The boss fights are where the game truly delivers as well. The dungeons crawling with basic enemies can be good fun but are usually just a distraction until you work your way to the big fight you’re looking forward to. There are some brutal difficulty spikes at times in the game but the feeling of satisfaction when you get past these belligerent behemoths is only enhanced by these spikes. Each boss requires tactics and teamwork to take down and they do a great job of making even the most gifted of players feel like they’ve truly earned their victory.
That all being said, the mechanics of the game do not quite match up to Dark Souls‘ famed combat system. Do not get me wrong, they are extremely solid and satisfying to use but just at times can feel frustratingly clunky in the midst of an intense battle. In a game that punishes your inability to react to situations, you can often find yourself victim to a cheap death. This could be due to the occasionally awkward switching between ranged and melee attacks or simply being caught out by enemies that seem impossibly quicker than your character does.

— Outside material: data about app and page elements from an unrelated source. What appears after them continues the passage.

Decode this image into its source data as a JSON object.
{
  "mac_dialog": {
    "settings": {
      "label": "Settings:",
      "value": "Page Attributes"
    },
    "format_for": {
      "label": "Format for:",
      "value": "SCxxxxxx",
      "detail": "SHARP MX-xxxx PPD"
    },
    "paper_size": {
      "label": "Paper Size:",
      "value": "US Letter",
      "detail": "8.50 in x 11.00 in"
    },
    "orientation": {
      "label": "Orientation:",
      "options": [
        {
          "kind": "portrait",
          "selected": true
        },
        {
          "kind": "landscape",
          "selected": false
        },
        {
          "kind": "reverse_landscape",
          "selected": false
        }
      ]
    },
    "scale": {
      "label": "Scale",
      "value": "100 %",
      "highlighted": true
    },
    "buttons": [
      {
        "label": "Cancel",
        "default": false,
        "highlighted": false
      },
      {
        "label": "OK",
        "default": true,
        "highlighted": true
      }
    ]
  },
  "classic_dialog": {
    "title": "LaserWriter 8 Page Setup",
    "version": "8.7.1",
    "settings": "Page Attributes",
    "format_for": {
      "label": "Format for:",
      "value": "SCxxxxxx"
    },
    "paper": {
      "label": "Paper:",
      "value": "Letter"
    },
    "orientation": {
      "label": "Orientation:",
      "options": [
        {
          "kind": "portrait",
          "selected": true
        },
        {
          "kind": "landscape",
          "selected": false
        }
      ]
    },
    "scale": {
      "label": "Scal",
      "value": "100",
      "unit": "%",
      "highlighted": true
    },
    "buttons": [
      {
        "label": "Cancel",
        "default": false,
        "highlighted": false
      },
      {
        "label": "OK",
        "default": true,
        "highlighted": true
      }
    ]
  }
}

The game world in Remnant is also randomly generated, which adds much to the replayability of the game, but admittedly can occasionally leave dungeons and encounter areas feeling stagnant and similar due to a lack of focused attention to the environment on the developers part. However, it must be said that this is not the overarching feel or aesthetic to the game, as it does well in these areas the majority of the time. With interesting and varied boss battles to boot, it can occasionally fall into this particular hole which can take away from the immersion of the game.
Graphics and Audio – Striking Visuals and Visceral Strikes
Despite the intermittently interchangeable backdrops the player can occasionally find themselves in, overall it has to be said that Remnant is a fantastic looking game. The dystopian world is realized with a haunting beauty throughout as all manner of flora and fauna twists its way through the cracked streets of an ever crumbling Earth. The game does not lack for graphic prowess or jaw-dropping visuals and, some long loading screens aside, runs extremely well on the PS4, allowing players to truly immerse themselves in the world and enjoy the spectacle that the developers have created.
The audio in the game also deserves praise because it serves its purpose extremely well. The crunching battle sounds add a weight and power to the combat that is extremely satisfying and the soundtrack is understated, haunting and fits perfectly into the games carefully crafted aesthetic. The game audio as a whole adds a lot to the experience and does an excellent job of immersing the player in the world and makes them feel as if they are swinging every blade and pulling every trigger.
Remnant: From the Ashes was reviewed on Playstation 4.